I love local government. As a neophyte press staffer, I worked at the city’s Department of Metropolitan Development early in my career. At DMD, I had the great fortune to work with professionals who were passionate about their community. Whether it was leading countless meetings on the comprehensive plan, resolving complicated zoning disputes, or whittling down citizen wait times at the Mayor’s Action Center, I encountered true public servants.
It’s no secret that city and county employees don’t share top billing with Warren Buffett on Forbes’ Billionaires list. The city does its best with limited resources to offer competitive health and pension benefits, which are integral to any organization seeking to attract top talent.

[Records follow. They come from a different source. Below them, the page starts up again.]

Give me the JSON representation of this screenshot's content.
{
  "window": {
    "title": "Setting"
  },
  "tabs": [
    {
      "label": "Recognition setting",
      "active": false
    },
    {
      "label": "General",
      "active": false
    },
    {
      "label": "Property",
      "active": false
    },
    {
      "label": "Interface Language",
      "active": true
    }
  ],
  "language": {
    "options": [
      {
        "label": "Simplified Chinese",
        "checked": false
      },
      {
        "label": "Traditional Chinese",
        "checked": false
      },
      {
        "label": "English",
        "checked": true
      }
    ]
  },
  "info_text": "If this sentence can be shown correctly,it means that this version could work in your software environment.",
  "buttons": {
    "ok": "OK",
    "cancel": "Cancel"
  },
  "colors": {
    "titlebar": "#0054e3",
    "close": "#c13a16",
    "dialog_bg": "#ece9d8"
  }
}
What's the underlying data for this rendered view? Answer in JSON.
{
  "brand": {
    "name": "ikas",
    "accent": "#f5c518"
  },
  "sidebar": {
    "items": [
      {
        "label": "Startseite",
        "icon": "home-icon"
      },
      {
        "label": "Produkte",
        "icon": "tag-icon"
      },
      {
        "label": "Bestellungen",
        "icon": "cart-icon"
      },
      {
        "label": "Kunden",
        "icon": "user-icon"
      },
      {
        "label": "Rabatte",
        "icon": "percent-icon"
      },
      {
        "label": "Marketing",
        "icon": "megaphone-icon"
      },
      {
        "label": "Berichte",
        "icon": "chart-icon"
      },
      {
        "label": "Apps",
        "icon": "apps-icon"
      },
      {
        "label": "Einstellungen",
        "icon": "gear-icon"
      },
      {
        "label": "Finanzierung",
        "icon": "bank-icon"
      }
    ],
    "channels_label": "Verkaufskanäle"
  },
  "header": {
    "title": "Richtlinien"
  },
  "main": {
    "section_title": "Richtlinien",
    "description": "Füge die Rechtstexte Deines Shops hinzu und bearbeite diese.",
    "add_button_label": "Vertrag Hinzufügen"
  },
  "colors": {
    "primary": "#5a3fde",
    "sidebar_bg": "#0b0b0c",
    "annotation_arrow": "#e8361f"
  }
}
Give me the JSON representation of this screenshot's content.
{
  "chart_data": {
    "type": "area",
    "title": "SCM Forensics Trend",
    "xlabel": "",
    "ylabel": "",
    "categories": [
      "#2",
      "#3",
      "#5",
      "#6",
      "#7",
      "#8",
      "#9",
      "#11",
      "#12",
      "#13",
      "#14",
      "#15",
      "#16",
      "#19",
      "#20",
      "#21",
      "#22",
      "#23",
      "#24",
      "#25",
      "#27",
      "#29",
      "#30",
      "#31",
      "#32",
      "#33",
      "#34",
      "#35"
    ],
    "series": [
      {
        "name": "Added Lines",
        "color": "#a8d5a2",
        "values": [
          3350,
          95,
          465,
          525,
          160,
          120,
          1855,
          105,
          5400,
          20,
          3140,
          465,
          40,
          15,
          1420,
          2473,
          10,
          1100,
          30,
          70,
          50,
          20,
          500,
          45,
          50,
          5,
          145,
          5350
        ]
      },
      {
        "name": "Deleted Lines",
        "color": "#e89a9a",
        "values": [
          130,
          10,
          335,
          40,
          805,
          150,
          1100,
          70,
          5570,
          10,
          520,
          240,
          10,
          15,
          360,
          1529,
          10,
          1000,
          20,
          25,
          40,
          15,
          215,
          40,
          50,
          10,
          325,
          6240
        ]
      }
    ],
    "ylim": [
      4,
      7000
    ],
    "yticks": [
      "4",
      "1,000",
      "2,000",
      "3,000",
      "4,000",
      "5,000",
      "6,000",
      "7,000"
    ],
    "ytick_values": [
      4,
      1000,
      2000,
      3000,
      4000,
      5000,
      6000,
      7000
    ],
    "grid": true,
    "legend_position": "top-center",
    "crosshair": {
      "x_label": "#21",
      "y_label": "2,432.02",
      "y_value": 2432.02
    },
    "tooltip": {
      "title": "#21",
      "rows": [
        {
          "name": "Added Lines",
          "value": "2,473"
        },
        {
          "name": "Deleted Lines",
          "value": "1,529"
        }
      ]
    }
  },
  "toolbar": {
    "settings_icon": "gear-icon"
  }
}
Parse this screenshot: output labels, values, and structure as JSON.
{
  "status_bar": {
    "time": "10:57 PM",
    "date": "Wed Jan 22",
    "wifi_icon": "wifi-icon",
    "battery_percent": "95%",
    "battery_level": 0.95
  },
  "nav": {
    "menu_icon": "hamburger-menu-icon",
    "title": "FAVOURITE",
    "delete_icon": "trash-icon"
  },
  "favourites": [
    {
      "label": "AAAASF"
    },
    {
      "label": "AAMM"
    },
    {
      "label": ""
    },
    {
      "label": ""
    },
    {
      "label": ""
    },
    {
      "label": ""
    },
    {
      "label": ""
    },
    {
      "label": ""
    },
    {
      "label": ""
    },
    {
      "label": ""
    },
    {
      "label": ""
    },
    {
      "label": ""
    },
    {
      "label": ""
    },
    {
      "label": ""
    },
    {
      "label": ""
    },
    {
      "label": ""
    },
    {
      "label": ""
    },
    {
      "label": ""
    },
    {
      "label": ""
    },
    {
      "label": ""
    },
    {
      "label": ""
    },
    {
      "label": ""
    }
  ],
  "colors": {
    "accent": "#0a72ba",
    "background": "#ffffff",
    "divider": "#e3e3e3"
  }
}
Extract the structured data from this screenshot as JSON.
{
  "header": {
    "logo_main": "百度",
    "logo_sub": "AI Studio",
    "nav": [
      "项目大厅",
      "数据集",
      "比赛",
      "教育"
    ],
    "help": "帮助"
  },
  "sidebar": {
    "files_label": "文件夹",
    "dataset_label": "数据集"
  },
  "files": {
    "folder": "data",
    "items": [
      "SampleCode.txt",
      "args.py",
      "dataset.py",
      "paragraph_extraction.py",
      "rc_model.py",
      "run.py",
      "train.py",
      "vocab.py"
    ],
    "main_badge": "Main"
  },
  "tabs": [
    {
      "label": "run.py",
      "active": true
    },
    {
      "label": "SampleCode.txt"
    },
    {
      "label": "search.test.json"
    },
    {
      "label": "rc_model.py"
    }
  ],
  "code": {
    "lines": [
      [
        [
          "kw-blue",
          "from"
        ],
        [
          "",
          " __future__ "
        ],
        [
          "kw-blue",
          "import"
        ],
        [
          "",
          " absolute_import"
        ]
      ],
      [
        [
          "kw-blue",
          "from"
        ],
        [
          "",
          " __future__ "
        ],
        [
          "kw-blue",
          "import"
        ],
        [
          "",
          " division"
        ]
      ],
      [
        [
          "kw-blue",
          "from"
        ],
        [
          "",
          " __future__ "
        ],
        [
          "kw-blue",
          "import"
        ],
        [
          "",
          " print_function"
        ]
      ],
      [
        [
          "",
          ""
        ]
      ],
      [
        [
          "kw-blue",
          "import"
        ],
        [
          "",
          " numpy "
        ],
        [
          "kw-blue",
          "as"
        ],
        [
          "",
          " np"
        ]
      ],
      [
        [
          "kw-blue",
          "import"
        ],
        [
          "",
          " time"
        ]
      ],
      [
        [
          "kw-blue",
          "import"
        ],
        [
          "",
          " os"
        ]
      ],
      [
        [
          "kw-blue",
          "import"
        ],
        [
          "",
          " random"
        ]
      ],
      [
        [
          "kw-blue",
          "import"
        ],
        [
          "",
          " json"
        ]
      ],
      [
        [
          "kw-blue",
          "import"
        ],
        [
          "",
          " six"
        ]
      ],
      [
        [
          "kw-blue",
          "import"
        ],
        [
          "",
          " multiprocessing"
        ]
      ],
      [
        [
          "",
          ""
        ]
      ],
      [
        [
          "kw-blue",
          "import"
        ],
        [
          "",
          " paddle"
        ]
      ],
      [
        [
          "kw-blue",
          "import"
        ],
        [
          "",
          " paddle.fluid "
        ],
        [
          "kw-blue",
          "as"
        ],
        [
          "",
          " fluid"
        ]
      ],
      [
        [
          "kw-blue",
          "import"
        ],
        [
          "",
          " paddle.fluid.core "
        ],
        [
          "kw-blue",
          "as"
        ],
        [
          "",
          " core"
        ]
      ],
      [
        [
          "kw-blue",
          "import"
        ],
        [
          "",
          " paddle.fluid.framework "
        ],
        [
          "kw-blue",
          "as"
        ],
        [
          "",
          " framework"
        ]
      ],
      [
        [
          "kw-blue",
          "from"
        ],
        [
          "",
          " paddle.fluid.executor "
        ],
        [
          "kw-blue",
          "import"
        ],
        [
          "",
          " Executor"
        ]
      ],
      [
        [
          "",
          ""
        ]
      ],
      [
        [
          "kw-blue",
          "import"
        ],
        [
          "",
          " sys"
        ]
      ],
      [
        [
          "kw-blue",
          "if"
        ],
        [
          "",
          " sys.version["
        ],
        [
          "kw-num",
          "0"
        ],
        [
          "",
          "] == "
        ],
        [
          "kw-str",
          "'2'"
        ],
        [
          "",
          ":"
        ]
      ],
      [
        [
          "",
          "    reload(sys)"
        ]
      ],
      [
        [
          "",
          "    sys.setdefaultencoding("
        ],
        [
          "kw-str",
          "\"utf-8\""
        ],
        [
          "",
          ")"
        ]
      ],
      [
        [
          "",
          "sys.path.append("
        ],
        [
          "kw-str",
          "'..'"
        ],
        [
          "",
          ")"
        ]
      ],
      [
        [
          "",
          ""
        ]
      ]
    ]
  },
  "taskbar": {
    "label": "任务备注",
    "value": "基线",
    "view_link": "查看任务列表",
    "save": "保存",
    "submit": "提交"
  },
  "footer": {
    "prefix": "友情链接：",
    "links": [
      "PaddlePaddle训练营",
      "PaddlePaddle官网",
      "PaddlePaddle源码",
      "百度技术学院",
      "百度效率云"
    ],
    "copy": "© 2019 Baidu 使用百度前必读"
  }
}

Yet, employees who are in committed relationships with a same-sex or opposite-sex partner are prevented from including their loved one on their insurance plans.
Hopefully, that’s about to change. In June, City-County Councilor Angela Mansfield, along with councilors Zach Adamson, John Barth, Pamela Hickman, Benjamin Hunter and Robert Lutz, introduced an ordinance that would offer domestic partner benefits to city and county employees. The ordinance would essentially offer identical benefits to domestic partners and spouses. These benefits include insurance coverage, pension benefits, and family and medical leave. Children of an employee’s domestic partner also would be covered.
Already, numerous Indiana businesses offer domestic partner benefits. We often hear that government should be run more like business. Well, here’s our chance to do just that.
What these companies understand—companies like Cummins, Eli Lilly, Roche and WellPoint—is that if a business is to succeed, it needs top-flight talent. Period.
Our universities get it, too. Indiana University, Purdue, Ball State and Butler all offer domestic partner benefits.
Some of the best faculty in the nation are educating the next generation of Hoosier leaders at these institutions. Does it really matter if the scientist searching for the cure to cancer is using a university’s domestic partner benefits?
The same goes for city government. If we want to attract and engage the most innovative employees to work for our city and county, we must offer a benefits package that reflects the diversity of the city in which we live and work.
I firmly believe the men and women serving Indianapolis are dedicated to their jobs and to this city. Enhancing the benefits offering to include domestic partnerships not only tells all employees that they are valued, but it sends a strong message that Indianapolis is an inclusive and tolerant community.
Many critical issues face our city, issues like mass transit, crime, neighborhood development and education. It’s imperative that the best and brightest are tasked with tackling not just these issues, but efficiently managing a 21st century city.
I shudder to think that there are those willing to turn their backs on good ideas because those who conceive the ideas have a different lifestyle.
I think the detractors also can stand down. It’s estimated that nearly 30 people would use domestic partner benefits, which would account for 0.3 percent of the city’s entire benefit budget.
To put this into context, consider: According to a recent IBJ article, the city has 7,451 employees eligible for health insurance benefits, and about 87 percent of them are enrolled. With spouses and children, the city’s total enrollment is 15,181.
There are a number of companies and municipalities that have implemented domestic partner benefits to assist our city in navigating through the enforcement process.
I applaud the work of these councilors working across party lines to move this ordinance forward. Let’s get behind them to make it a reality.•
• Beck served on the staffs of former Mayor Bart Peterson and former First Lady Maggie Kernan. A resident of Irvington, Beck owns the strategic communications firm Beck Communications. Send comments on this column to firstname.lastname@example.org.